When Uncle Sam Ran the Dam

Power for Progress…
A weekly column from the Grand River Dam Authority

The concrete arches of Pensacola Dam were brand new and gleaming in the Oklahoma sunshine in November 1941 when the facility was drafted into the World War II effort. Although that war was still looming, President Franklin D. Roosevelt issued a proclamation directing the Federal Works Administration to take possession of Pensacola, operate it and generate the power necessary to manufacture munitions for war. So, on November 21 – just 17 days before Japan attacked Pearl Harbor – Uncle Sam officially took the reigns of the “Grand River Project.”

While the “greatest generation” was fighting in Europe and the Pacific, the turbines inside Pensacola’s powerhouse were harnessing Grand River waters to help win the battle.  Transmission lines from the dam carried electricity to Camp Gruber, to the Oklahoma Ordnance Works Authority (present-day MidAmerica Industrial Park) and to an aluminum plant near Malvern, Arkansas. Before the government takeover, the dam had been serving the electricity needs of Collinsville, Chelsea and Claremore. The federal government continued to serve those customers and also added Wagoner, Tahlequah, Miami, and the B.F. Goodrich Plant in Miami, during its control of the dam.

As the war was winding down, GRDA began the effort to reclaim the dam from Uncle Sam. As early as January 1945, GRDA officials had hired consulting engineers to help with the “studies and reports necessary for TURNBACK of the Project” according to W.R. Holway’s A History of the Grand River Dam Authority.  Holway wrote that one of the first steps was to have Oklahoma Governor Robert S. Kerr send a telegram to President Harry S. Truman asking for his assistance. Truman replied, in part: “I agree with you that the cessation of hostilities in Europe makes timely the preparation of plans for the return.”  However, Truman went on to say that, due to the modifications and improvements made by the federal government at the dam, there were plenty of details to work out before the return could be completed. In other words, determining who owned what and who owed was going to take some time.

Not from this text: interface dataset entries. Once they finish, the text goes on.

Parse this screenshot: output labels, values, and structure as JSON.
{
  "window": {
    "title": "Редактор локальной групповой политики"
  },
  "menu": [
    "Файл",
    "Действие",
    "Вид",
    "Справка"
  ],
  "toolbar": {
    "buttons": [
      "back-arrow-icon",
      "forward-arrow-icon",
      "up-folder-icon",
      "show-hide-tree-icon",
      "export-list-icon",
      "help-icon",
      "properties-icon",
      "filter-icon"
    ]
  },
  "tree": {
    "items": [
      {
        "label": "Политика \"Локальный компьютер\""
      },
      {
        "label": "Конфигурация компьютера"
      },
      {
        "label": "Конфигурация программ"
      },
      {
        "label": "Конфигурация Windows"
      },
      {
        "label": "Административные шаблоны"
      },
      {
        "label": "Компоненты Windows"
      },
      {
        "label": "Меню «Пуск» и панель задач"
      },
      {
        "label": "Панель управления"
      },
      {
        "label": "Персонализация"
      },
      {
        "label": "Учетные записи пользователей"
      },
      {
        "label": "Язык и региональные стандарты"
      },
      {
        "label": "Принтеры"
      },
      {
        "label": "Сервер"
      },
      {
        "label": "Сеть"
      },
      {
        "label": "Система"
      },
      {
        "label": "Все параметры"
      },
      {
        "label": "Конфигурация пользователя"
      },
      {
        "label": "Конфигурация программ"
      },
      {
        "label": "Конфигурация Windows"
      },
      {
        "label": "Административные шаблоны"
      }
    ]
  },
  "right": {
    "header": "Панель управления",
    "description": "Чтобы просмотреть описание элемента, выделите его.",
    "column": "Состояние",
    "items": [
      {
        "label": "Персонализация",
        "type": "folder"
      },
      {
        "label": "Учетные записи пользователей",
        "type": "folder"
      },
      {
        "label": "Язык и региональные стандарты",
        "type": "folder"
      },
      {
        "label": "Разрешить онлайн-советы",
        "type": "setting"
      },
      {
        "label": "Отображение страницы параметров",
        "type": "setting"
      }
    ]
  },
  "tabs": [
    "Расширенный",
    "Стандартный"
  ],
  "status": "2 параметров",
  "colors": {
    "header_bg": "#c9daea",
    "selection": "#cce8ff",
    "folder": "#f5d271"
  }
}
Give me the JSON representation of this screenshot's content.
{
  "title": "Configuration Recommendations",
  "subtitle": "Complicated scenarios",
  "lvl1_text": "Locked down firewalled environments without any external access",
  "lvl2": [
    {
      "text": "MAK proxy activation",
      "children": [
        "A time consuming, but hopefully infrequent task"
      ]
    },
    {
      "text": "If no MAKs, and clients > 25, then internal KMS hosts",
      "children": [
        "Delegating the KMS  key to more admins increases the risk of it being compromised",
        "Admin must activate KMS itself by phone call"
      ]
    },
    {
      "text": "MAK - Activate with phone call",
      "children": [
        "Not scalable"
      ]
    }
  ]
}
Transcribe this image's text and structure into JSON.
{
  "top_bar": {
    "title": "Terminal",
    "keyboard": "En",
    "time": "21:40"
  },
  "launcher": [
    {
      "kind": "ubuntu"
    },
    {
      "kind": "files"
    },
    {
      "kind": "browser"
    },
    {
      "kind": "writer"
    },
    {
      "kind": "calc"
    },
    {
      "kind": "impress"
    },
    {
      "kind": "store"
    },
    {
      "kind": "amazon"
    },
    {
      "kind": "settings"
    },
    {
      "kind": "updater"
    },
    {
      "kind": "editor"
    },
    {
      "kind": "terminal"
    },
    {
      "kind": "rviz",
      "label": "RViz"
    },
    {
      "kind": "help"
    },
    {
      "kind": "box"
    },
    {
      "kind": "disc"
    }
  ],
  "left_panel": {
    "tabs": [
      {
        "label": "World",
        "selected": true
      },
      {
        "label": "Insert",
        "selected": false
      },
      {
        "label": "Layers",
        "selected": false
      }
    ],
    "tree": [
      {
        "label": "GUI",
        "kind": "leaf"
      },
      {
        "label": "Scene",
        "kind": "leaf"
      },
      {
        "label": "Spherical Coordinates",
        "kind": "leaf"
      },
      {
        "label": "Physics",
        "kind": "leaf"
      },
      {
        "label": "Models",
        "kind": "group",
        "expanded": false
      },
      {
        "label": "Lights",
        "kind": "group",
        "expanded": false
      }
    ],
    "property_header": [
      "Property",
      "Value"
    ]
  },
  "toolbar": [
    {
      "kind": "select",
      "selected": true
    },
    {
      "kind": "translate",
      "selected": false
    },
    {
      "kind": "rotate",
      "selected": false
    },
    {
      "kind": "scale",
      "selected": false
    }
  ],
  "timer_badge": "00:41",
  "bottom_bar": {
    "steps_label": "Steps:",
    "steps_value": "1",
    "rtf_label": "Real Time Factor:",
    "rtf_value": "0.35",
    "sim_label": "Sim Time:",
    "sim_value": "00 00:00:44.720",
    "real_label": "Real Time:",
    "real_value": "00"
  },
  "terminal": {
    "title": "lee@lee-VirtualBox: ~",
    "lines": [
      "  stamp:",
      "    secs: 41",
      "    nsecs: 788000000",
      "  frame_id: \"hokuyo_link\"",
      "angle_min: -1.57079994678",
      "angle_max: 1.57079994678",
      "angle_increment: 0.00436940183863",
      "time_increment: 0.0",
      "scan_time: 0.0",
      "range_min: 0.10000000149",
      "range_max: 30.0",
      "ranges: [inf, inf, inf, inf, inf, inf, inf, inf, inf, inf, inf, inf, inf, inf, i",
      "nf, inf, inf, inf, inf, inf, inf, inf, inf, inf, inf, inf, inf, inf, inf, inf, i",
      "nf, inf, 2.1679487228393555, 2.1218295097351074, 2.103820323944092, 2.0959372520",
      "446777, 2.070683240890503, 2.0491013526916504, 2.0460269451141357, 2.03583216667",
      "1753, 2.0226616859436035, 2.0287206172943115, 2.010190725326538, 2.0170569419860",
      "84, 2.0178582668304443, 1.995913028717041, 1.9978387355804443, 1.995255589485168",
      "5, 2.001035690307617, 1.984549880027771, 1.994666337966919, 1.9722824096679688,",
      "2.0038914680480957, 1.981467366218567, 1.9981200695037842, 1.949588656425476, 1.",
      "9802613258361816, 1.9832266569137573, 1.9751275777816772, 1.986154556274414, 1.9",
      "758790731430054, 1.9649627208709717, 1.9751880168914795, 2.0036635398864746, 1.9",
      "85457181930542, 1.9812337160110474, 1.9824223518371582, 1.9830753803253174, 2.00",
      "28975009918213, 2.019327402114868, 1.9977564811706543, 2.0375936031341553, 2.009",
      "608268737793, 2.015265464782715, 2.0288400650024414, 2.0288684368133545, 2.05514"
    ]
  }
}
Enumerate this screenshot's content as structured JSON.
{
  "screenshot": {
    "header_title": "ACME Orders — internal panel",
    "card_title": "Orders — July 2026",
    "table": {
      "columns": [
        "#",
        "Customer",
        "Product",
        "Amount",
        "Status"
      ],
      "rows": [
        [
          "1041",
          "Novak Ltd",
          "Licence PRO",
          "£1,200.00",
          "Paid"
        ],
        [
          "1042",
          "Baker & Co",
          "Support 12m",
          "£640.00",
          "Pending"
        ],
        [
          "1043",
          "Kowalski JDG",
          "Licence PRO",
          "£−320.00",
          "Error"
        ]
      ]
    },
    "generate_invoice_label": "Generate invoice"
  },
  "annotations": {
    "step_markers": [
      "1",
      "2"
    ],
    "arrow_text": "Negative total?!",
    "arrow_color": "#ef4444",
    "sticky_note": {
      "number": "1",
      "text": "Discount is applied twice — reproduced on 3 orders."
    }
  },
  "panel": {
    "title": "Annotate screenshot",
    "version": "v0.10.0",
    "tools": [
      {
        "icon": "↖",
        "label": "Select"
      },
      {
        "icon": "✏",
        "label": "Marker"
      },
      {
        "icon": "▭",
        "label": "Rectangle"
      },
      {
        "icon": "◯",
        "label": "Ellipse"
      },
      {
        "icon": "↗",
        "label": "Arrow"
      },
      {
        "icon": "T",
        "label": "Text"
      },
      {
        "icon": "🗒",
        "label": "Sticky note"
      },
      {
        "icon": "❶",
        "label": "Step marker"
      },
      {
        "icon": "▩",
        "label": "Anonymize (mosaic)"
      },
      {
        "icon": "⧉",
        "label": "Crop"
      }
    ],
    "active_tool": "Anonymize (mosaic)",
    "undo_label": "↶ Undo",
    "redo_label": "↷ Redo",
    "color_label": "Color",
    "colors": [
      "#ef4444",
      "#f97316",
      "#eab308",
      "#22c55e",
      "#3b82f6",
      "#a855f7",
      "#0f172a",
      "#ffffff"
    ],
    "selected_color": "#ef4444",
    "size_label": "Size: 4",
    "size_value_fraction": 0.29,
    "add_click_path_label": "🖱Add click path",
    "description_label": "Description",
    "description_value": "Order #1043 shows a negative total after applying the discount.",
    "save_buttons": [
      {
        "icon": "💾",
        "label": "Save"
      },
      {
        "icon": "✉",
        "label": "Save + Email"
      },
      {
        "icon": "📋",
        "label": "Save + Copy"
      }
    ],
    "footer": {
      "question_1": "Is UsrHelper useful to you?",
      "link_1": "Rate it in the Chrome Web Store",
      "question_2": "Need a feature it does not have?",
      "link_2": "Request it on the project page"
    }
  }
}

Q.B. Boydstun, GRDA’s general counsel during this period, was also actively involved in the effort, even drafting the legislation necessary to complete the property transfer. In his book Growing Up With Oklahoma, he recalled one of his memorable trips to the nation’s capital to lobby for the dam’s return to GRDA.

“Governor Kerr made an appointment for [GRDA General Manager France Paris] and I to confer with Sam Rayburn, Speaker of the House of Representatives, in Washington, D.C. on the 15th of October 1945  …  It was very difficult to obtain air passage because of the traffic caused by the war. It took almost all day to fly from Tulsa to Washington. As I recall, the flight was in an American DC3 with stops at Little Rock, Arkansas; Memphis, Tennessee; Nashville, Tennessee; Knoxville, Tennessee; and Washington, D.C.”

Long flights and long processes were necessary to get the dam back in state hands and it took nearly a year to finalize the transfer. Finally though, at midnight on August 31, 1946 – the year after the United States’ WWII victory — the “Grand River Dam Project” was returned to GRDA and Oklahoma.

Headquartered in Vinita, GRDA is Oklahoma’s state-owned electric utility; fully funded by revenues from electric and water sales instead of taxes. Directly or indirectly, GRDA’s low-cost, reliable; electricity serves nearly 500,000 homes in Oklahoma and stretches into 75 of 77 counties in the state. At no cost to Oklahoma taxpayers, GRDA also manages 70,000 surface acres of lakes in the state, including Grand Lake, Lake Hudson and the W.R. Holway Reservoir. Today, GRDA’s 500 employees continue to produce the same “power for progress” that has benefited the state for 75 years.

                                      Justin Alberty
Corporate Communications Director